The headache slid down his neck and spine and oozed out of his tailbone, dripping to the floor.
The dogs had a meeting late last night.
When I was a kid I would stay up after bedtime reading with a flashlight under the covers, and now I can only sleep on a mattress stuffed with books.
I do not believe in ghosts, but still on St. Patrick's Day I went back in the house to put on a green shirt lest the spirit of my grandmother haunt me.
Suddenly, over a small area in the middle of Interstate 83 in downtown Baltimore, gravity stopped working.
His paintbrush was made from the eyelashes of his ex-lovers.
He knew the children were plotting against him.
He checked the results three times, but there was no mistake, no miscalculation: due to obscure parts of the tax code, Uncle Sam owed him a Harrier jump-jet.
Her pen would not lay ink on the page unless the words were exactly right.

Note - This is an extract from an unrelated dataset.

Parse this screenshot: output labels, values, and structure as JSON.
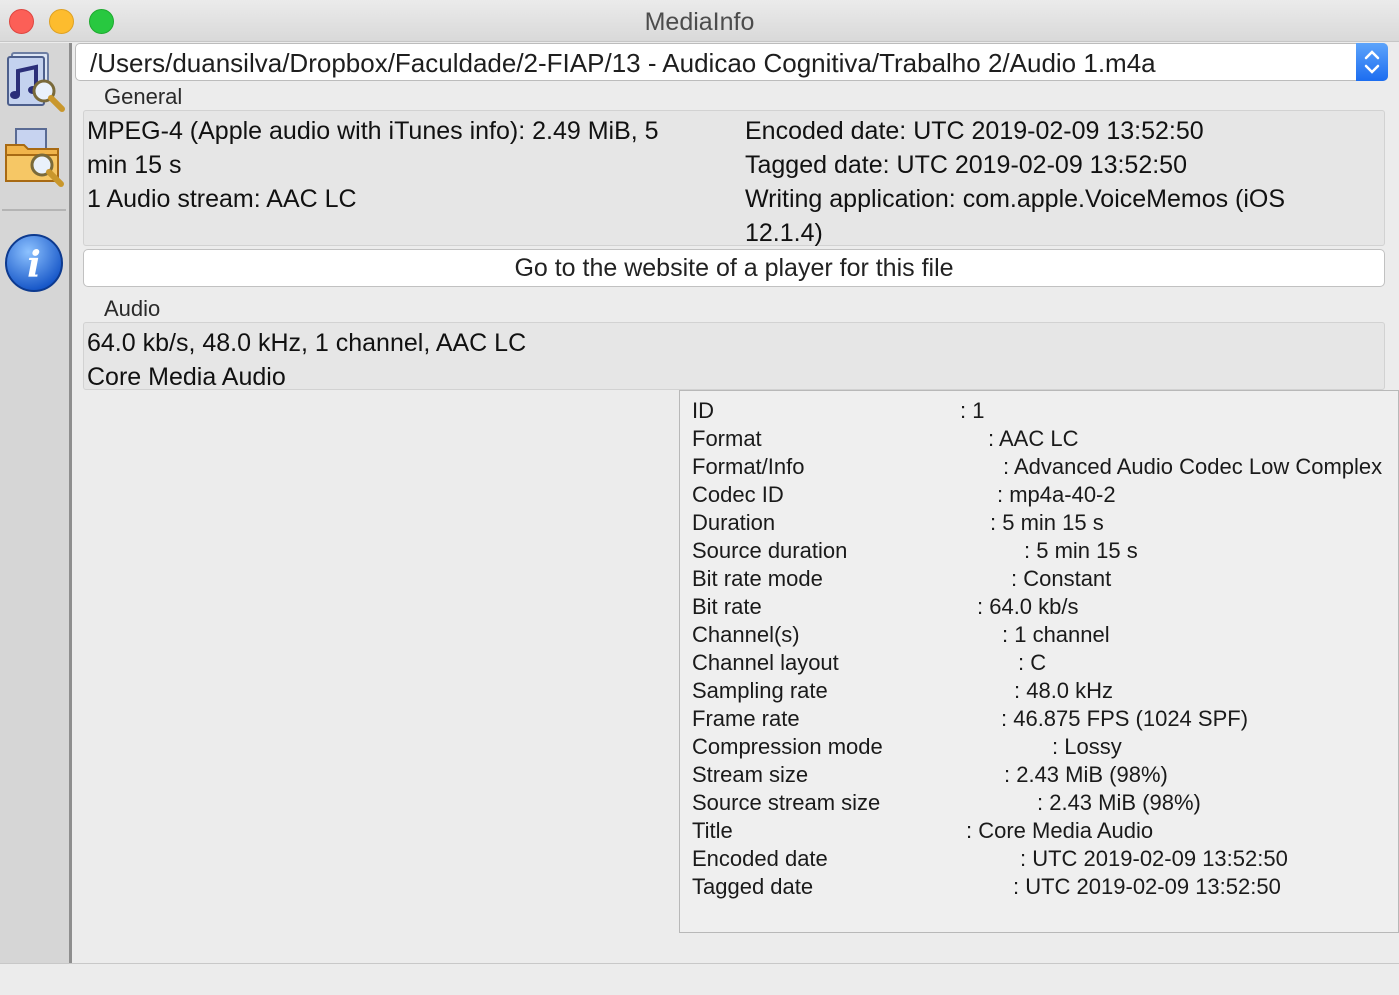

One morning I woke up to find that nothing special had happened.
His paintbrush was made from the eyelashes of his ex-lovers. He collected them from the pillow, over many years. Not mere head hairs, or eyebrow or body hairs or even pubic hairs would do. Only eyelashes, as if they would lend a bit of what the eyes had seen, as if some bit of vision had soaked into them through osmosis or diffusion or some other chemical absorption process the name of which he couldn't quite recall, and as if that vision would diffuse back out into the paint. And not the eyelashes of strangers, or friends, or even blood family, but only those of lovers, and only those left behind by accident or nature. A deliberately plucked one would not work, he was sure, though of course he never asked, he never told. For that is the nature of the thing: all artist have their secrets, even from their intimates.